  3. The relevance of a past event; for example: She couldn’t get in my own house because she has lost her keys.
  4. A repeated action or any past event that happened more than once; for example: I have seen the movie “The Atonement” seven times.
  5. The duration of an action or event with the adverbs “for” and “since”; for example: Professor Cooper has taught Physics for a very long time.
  6. Questions that use the word “ever”; for example: Have you ever met the executive producer of this show?
  7. Actions that were never done; for example: Thomas said he has never dined at a fancy restaurant.
  8. A life experience; for example: I have been to Cambodia.
  9. An observation that something changed after a certain period of time; for example: Rolando’s photo and video editing skills have significantly improved since he joined this group.
  10. Accomplishments and achievements; for example: A team of highly competent marine biologists has discovered a new species of starfish.

past perfect tense
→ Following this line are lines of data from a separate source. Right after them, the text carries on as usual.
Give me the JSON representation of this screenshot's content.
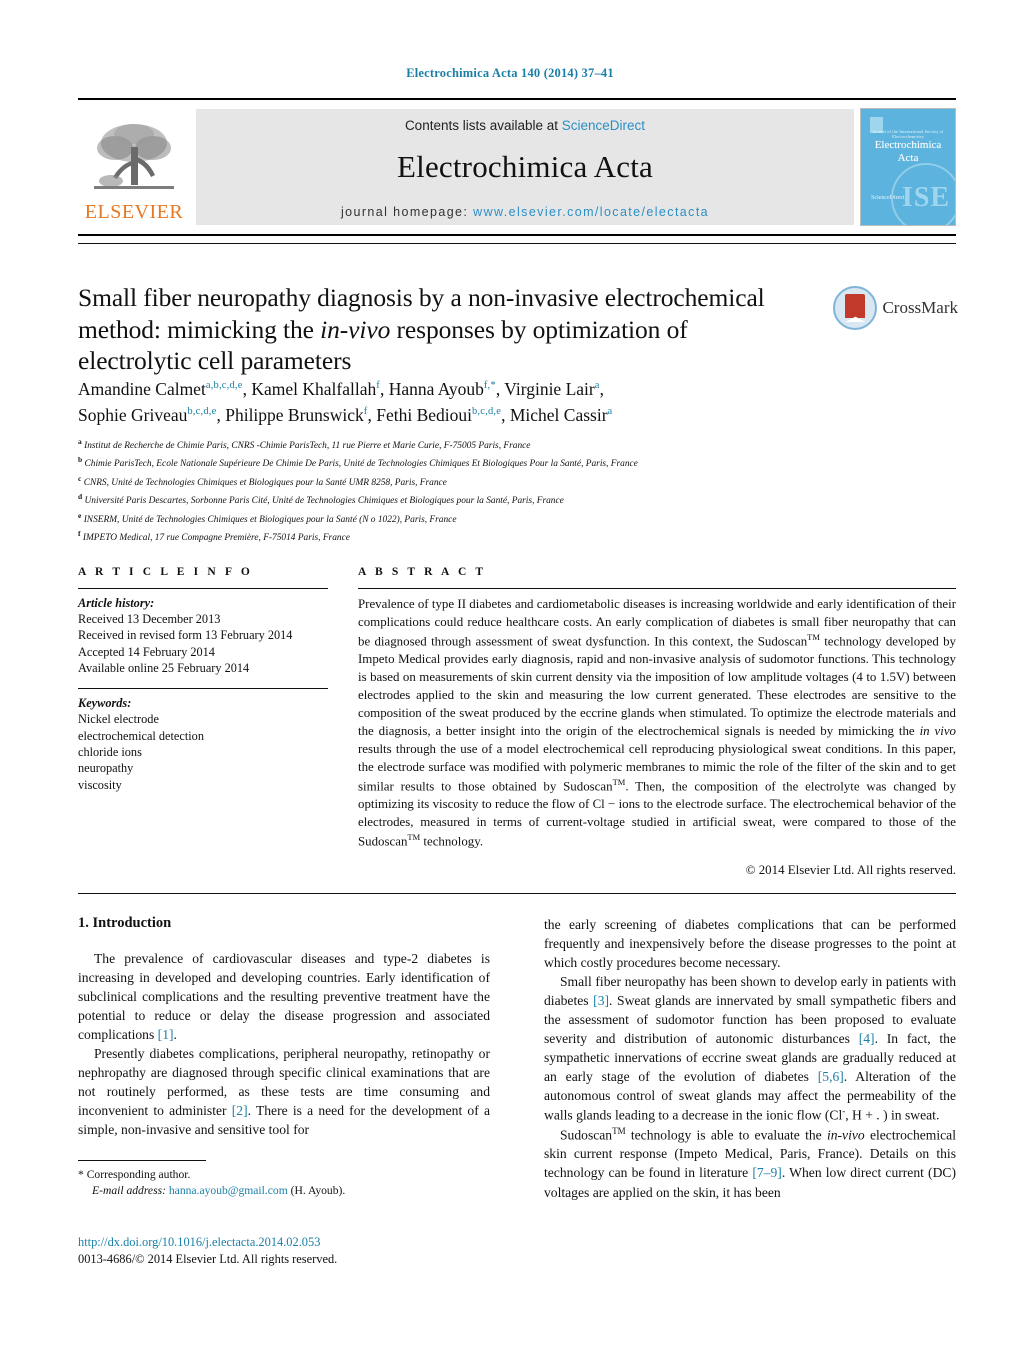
{
  "running_head": "Electrochimica Acta 140 (2014) 37–41",
  "masthead": {
    "publisher_name": "ELSEVIER",
    "contents_prefix": "Contents lists available at ",
    "contents_link": "ScienceDirect",
    "journal_title": "Electrochimica Acta",
    "homepage_label": "journal homepage:",
    "homepage_url": "www.elsevier.com/locate/electacta",
    "cover_title_line1": "Electrochimica",
    "cover_title_line2": "Acta",
    "cover_tagline": "Journal of the International Society of Electrochemistry",
    "cover_sciencedirect": "ScienceDirect",
    "cover_society": "ISE",
    "accent_color": "#2b8fc4",
    "elsevier_orange": "#E87722",
    "cover_blue": "#5cb3dd"
  },
  "article": {
    "title_line1": "Small fiber neuropathy diagnosis by a non-invasive electrochemical",
    "title_line2_a": "method: mimicking the ",
    "title_line2_italic": "in-vivo",
    "title_line2_b": " responses by optimization of",
    "title_line3": "electrolytic cell parameters",
    "crossmark_label": "CrossMark",
    "authors_line1": [
      {
        "name": "Amandine Calmet",
        "sup": "a,b,c,d,e"
      },
      {
        "name": "Kamel Khalfallah",
        "sup": "f"
      },
      {
        "name": "Hanna Ayoub",
        "sup": "f,*"
      },
      {
        "name": "Virginie Lair",
        "sup": "a"
      }
    ],
    "authors_line2": [
      {
        "name": "Sophie Griveau",
        "sup": "b,c,d,e"
      },
      {
        "name": "Philippe Brunswick",
        "sup": "f"
      },
      {
        "name": "Fethi Bedioui",
        "sup": "b,c,d,e"
      },
      {
        "name": "Michel Cassir",
        "sup": "a"
      }
    ],
    "affiliations": [
      {
        "mark": "a",
        "text": "Institut de Recherche de Chimie Paris, CNRS -Chimie ParisTech, 11 rue Pierre et Marie Curie, F-75005 Paris, France"
      },
      {
        "mark": "b",
        "text": "Chimie ParisTech, Ecole Nationale Supérieure De Chimie De Paris, Unité de Technologies Chimiques Et Biologiques Pour la Santé, Paris, France"
      },
      {
        "mark": "c",
        "text": "CNRS, Unité de Technologies Chimiques et Biologiques pour la Santé UMR 8258, Paris, France"
      },
      {
        "mark": "d",
        "text": "Université Paris Descartes, Sorbonne Paris Cité, Unité de Technologies Chimiques et Biologiques pour la Santé, Paris, France"
      },
      {
        "mark": "e",
        "text": "INSERM, Unité de Technologies Chimiques et Biologiques pour la Santé (N o 1022), Paris, France"
      },
      {
        "mark": "f",
        "text": "IMPETO Medical, 17 rue Compagne Première, F-75014 Paris, France"
      }
    ]
  },
  "article_info": {
    "heading": "A R T I C L E   I N F O",
    "history_label": "Article history:",
    "history": [
      "Received 13 December 2013",
      "Received in revised form 13 February 2014",
      "Accepted 14 February 2014",
      "Available online 25 February 2014"
    ],
    "keywords_label": "Keywords:",
    "keywords": [
      "Nickel electrode",
      "electrochemical detection",
      "chloride ions",
      "neuropathy",
      "viscosity"
    ]
  },
  "abstract": {
    "heading": "A B S T R A C T",
    "p1": "Prevalence of type II diabetes and cardiometabolic diseases is increasing worldwide and early identification of their complications could reduce healthcare costs. An early complication of diabetes is small fiber neuropathy that can be diagnosed through assessment of sweat dysfunction. In this context, the Sudoscan",
    "tm1": "TM",
    "p2": " technology developed by Impeto Medical provides early diagnosis, rapid and non-invasive analysis of sudomotor functions. This technology is based on measurements of skin current density via the imposition of low amplitude voltages (4 to 1.5V) between electrodes applied to the skin and measuring the low current generated. These electrodes are sensitive to the composition of the sweat produced by the eccrine glands when stimulated. To optimize the electrode materials and the diagnosis, a better insight into the origin of the electrochemical signals is needed by mimicking the ",
    "italic1": "in vivo",
    "p3": " results through the use of a model electrochemical cell reproducing physiological sweat conditions. In this paper, the electrode surface was modified with polymeric membranes to mimic the role of the filter of the skin and to get similar results to those obtained by Sudoscan",
    "tm2": "TM",
    "p4": ". Then, the composition of the electrolyte was changed by optimizing its viscosity to reduce the flow of Cl − ions to the electrode surface. The electrochemical behavior of the electrodes, measured in terms of current-voltage studied in artificial sweat, were compared to those of the Sudoscan",
    "tm3": "TM",
    "p5": " technology.",
    "copyright": "© 2014 Elsevier Ltd. All rights reserved."
  },
  "introduction": {
    "heading": "1.  Introduction",
    "left_p1_a": "The prevalence of cardiovascular diseases and type-2 diabetes is increasing in developed and developing countries. Early identification of subclinical complications and the resulting preventive treatment have the potential to reduce or delay the disease progression and associated complications ",
    "left_p1_ref": "[1]",
    "left_p1_b": ".",
    "left_p2_a": "Presently diabetes complications, peripheral neuropathy, retinopathy or nephropathy are diagnosed through specific clinical examinations that are not routinely performed, as these tests are time consuming and inconvenient to administer ",
    "left_p2_ref": "[2]",
    "left_p2_b": ". There is a need for the development of a simple, non-invasive and sensitive tool for",
    "right_p1": "the early screening of diabetes complications that can be performed frequently and inexpensively before the disease progresses to the point at which costly procedures become necessary.",
    "right_p2_a": "Small fiber neuropathy has been shown to develop early in patients with diabetes ",
    "right_p2_ref1": "[3]",
    "right_p2_b": ". Sweat glands are innervated by small sympathetic fibers and the assessment of sudomotor function has been proposed to evaluate severity and distribution of autonomic disturbances ",
    "right_p2_ref2": "[4]",
    "right_p2_c": ". In fact, the sympathetic innervations of eccrine sweat glands are gradually reduced at an early stage of the evolution of diabetes ",
    "right_p2_ref3": "[5,6]",
    "right_p2_d": ". Alteration of the autonomous control of sweat glands may affect the permeability of the walls glands leading to a decrease in the ionic flow (Cl",
    "right_p2_sup": "-",
    "right_p2_e": ", H + . ) in sweat.",
    "right_p3_a": "Sudoscan",
    "right_p3_tm": "TM",
    "right_p3_b": " technology is able to evaluate the ",
    "right_p3_italic": "in-vivo",
    "right_p3_c": " electrochemical skin current response (Impeto Medical, Paris, France). Details on this technology can be found in literature ",
    "right_p3_ref": "[7–9]",
    "right_p3_d": ". When low direct current (DC) voltages are applied on the skin, it has been"
  },
  "footnotes": {
    "corresponding_marker": "*",
    "corresponding_label": "Corresponding author.",
    "email_label": "E-mail address:",
    "email": "hanna.ayoub@gmail.com",
    "email_owner": "(H. Ayoub).",
    "doi": "http://dx.doi.org/10.1016/j.electacta.2014.02.053",
    "issn_line": "0013-4686/© 2014 Elsevier Ltd. All rights reserved."
  }
}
On the other hand, the past perfect tense is formed by adding the word “had” (for both singular and plural) to the past perfect form of the verb. For example:

  • Had verified
  • Had presented
  • Had shown

It is used to express:

  1. An event that occurred before a certain time in the past; for example: When Portia arrived home last night, she realized that she had left the TV on.
  2. A past action that happened before another past action; for example: I understood the discussion because I had read the topic.
  3. A past action that started and continued until another past action happened; for example: Samuel had had that bike for fourteen years before it was stolen.
  4. A condition, wish, or hypothetical statement; for example: I wish I had a million dollars!

Present Perfect Tense vs Past Perfect Tense

What, then, is the difference between present perfect tense and past perfect tense?

The most obvious difference between the two is how they are formed. The present perfect tense is formed by adding the words “has” or “have” to the past participle form of the verb, whereas the past perfect tense is formed by adding the word “had” to the past participle form of the verb.

The present perfect tense indicates an action that started in the past and continues to the present or any event in the past that happened in an unknown or unspecified time. It is also used with the cue words “since,” “for,” “ever,” and “never.” Moreover, it expresses an achievement, a change after a period of time, a life experience, a repeated action in the past, and the relevance of a past action to what is happening in the present.

On the contrary, the past perfect tense describes an action that occurred before a certain time in the past, a past action that started and continued until another past action happened, and a past action that happened before another past action. It is also used when the statement talks about a condition, wish, or hypothesis.

Comparison Chart

Present PerfectPast Perfect
“Has” or “have” + past participle form of the verb“Had” + past participle form of the verb
Used to indicate an action that started in the past and continues to the present; any event in the past that happened in an unknown or specified time; used with the cue words “since,” “for,” “ever,” and “never”; used when talking about an achievement, a change after a period of time, a life experience, a repeated action in the past, and the relevance of a past action to what is happening in the presentDescribes an action that occurred before a certain time in the past, a past action that happened before another past action, or a past action that started and continued until another past action happened; used when the statement talks about a condition, wish, or hypothesis